[Opening DATA SHOWN section]
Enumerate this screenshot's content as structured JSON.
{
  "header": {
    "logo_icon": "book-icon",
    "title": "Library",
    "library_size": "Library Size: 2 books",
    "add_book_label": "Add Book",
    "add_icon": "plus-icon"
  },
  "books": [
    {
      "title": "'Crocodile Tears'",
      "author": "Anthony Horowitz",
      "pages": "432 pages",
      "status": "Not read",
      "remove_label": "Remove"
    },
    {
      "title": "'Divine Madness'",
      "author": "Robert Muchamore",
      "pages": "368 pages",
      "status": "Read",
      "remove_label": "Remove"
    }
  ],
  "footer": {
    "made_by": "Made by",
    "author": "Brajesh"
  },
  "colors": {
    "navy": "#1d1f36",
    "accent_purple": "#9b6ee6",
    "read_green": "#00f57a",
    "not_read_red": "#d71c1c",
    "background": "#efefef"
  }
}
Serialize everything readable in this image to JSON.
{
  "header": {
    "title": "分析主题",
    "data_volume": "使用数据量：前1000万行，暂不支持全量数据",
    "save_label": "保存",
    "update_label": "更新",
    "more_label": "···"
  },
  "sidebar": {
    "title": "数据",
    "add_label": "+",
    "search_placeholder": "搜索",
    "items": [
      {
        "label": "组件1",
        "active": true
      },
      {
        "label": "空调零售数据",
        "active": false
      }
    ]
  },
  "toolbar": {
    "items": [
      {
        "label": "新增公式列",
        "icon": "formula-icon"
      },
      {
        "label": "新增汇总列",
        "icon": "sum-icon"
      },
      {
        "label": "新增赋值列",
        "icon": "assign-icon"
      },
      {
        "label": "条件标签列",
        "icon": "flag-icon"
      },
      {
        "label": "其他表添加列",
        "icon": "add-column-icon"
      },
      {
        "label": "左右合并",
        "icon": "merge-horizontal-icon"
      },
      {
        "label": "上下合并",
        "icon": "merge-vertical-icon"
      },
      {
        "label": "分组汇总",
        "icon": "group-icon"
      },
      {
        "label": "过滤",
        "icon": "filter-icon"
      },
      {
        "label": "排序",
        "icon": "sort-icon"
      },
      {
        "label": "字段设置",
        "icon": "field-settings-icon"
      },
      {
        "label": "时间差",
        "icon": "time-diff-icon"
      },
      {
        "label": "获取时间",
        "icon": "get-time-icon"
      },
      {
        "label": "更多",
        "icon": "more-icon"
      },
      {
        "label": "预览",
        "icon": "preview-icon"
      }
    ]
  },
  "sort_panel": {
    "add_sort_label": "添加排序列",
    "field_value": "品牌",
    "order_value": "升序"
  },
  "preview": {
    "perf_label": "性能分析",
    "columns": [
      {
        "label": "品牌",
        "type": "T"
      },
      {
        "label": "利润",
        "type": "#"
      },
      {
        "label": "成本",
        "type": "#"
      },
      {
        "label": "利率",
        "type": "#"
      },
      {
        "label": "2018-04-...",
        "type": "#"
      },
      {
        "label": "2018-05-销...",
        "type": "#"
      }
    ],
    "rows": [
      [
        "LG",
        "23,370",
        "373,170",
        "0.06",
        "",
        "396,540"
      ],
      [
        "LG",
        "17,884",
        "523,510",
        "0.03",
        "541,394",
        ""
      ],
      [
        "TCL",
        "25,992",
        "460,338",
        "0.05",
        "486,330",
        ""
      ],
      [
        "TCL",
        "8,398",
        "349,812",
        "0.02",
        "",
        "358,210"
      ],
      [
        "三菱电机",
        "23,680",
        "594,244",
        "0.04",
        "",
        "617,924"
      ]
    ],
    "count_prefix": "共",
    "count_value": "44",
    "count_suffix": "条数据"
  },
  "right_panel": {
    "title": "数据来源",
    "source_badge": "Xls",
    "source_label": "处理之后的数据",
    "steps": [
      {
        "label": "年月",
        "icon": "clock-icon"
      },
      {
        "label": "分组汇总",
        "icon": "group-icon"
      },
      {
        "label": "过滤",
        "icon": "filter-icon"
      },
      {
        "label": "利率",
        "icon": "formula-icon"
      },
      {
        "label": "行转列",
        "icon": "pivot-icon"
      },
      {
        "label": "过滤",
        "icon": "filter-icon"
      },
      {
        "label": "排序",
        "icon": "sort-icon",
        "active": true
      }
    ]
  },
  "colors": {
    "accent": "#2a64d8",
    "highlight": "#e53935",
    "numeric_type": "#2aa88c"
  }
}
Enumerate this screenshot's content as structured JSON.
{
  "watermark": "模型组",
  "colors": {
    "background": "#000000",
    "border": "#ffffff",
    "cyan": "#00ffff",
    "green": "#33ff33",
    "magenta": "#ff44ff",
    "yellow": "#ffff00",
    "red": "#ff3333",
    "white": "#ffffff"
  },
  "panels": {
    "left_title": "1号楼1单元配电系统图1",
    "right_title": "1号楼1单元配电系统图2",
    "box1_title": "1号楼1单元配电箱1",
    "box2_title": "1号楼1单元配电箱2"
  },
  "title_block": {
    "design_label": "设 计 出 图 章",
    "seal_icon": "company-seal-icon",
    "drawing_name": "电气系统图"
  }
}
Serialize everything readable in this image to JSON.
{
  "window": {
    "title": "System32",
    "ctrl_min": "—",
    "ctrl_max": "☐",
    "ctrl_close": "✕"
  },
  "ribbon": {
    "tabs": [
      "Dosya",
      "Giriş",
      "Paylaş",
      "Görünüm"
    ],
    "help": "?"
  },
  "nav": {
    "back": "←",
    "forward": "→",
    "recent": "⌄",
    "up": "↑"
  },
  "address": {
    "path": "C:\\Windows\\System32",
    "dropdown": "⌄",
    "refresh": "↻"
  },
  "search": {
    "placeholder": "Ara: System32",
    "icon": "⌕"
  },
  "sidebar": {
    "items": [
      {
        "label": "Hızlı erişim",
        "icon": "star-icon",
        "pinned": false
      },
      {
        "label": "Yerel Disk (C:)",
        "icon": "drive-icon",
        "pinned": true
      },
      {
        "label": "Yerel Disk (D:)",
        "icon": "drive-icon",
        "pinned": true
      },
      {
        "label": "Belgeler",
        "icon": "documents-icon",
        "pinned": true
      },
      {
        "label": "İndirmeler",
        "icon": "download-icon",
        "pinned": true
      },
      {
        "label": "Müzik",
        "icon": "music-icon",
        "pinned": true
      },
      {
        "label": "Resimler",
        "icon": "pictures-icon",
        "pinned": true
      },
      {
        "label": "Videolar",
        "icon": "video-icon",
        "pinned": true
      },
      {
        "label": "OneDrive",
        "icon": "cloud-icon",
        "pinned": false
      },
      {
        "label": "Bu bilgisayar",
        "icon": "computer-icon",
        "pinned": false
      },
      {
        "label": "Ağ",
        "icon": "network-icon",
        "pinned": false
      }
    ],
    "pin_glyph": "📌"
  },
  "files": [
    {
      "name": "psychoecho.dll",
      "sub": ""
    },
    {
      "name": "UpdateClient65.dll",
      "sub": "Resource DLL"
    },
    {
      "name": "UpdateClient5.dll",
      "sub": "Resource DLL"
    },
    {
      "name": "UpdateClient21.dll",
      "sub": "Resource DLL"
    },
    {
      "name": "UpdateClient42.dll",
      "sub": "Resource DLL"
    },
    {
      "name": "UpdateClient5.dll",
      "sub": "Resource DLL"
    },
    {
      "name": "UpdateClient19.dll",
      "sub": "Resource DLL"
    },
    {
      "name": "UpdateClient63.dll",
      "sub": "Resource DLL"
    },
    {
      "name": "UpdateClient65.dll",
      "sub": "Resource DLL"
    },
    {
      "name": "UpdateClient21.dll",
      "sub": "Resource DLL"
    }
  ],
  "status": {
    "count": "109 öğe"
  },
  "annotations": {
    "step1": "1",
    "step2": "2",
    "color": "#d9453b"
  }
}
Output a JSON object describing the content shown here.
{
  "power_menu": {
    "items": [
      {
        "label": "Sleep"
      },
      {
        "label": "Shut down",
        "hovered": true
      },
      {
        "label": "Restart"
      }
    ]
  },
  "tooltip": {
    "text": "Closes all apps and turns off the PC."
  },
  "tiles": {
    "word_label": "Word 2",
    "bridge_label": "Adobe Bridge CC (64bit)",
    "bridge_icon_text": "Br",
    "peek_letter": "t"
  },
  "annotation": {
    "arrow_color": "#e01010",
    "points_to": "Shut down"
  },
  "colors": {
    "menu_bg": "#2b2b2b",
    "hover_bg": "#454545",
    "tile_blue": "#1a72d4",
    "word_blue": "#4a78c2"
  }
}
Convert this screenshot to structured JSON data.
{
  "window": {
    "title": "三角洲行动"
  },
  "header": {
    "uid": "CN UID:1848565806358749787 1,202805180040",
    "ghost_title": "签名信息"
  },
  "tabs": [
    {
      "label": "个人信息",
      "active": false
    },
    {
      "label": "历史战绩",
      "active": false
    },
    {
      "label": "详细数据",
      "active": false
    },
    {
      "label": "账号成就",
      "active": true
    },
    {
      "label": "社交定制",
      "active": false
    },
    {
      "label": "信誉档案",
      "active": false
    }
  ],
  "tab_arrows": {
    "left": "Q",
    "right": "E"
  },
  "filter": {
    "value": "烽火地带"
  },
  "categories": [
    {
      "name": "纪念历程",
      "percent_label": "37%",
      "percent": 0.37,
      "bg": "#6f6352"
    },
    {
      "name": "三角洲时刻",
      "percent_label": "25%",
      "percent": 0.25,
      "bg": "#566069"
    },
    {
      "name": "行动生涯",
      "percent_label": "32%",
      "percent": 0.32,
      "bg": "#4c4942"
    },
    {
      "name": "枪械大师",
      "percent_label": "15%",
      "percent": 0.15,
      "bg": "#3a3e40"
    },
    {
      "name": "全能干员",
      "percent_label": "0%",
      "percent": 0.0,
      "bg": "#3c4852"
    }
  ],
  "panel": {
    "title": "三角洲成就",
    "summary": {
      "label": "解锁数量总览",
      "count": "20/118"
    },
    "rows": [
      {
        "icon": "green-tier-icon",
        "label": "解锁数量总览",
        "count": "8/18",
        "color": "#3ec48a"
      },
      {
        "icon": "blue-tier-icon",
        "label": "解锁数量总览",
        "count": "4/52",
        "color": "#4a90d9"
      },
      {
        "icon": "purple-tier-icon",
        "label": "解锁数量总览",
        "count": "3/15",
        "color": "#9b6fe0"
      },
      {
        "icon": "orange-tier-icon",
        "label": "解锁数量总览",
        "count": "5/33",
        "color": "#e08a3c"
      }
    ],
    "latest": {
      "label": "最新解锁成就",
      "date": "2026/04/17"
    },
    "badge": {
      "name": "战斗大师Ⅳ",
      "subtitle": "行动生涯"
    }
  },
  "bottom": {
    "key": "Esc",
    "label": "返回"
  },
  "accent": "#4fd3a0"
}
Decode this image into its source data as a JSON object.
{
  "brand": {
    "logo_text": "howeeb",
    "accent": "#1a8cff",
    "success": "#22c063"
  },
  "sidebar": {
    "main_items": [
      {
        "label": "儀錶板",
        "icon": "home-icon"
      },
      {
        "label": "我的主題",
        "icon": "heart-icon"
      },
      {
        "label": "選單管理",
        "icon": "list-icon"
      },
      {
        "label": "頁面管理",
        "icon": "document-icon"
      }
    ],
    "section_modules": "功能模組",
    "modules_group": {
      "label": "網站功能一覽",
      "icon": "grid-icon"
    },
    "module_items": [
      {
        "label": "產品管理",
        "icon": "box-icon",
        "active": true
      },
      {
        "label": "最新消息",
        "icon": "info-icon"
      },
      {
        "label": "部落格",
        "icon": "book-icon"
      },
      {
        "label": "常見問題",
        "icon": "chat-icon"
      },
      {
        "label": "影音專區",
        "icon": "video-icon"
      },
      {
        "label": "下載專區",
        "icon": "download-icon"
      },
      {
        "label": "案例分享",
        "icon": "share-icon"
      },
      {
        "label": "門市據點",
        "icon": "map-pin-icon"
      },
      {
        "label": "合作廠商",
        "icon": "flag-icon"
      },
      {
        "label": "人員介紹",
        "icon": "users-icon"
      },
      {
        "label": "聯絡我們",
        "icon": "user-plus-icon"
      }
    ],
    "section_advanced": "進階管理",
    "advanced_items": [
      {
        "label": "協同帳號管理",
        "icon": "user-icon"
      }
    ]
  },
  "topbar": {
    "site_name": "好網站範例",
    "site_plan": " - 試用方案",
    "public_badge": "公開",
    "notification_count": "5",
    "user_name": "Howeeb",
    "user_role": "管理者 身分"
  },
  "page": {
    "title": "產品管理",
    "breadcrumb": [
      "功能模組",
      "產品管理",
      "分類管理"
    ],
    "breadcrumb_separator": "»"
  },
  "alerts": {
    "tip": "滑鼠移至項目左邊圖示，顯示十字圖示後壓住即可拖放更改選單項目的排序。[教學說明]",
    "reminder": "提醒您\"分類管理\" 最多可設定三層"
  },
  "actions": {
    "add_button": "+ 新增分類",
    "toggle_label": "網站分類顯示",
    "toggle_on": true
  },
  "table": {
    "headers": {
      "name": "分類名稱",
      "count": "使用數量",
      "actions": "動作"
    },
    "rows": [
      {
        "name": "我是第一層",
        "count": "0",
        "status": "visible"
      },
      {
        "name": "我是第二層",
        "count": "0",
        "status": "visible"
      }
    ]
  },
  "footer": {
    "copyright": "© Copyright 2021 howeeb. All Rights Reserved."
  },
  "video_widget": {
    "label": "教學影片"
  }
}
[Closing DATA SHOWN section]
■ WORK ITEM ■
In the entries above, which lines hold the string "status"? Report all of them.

■ ANSWER FOR THIS EXERCISE ■
      "status": "Not read",
      "status": "Read",
  "status": {
        "status": "visible"
        "status": "visible"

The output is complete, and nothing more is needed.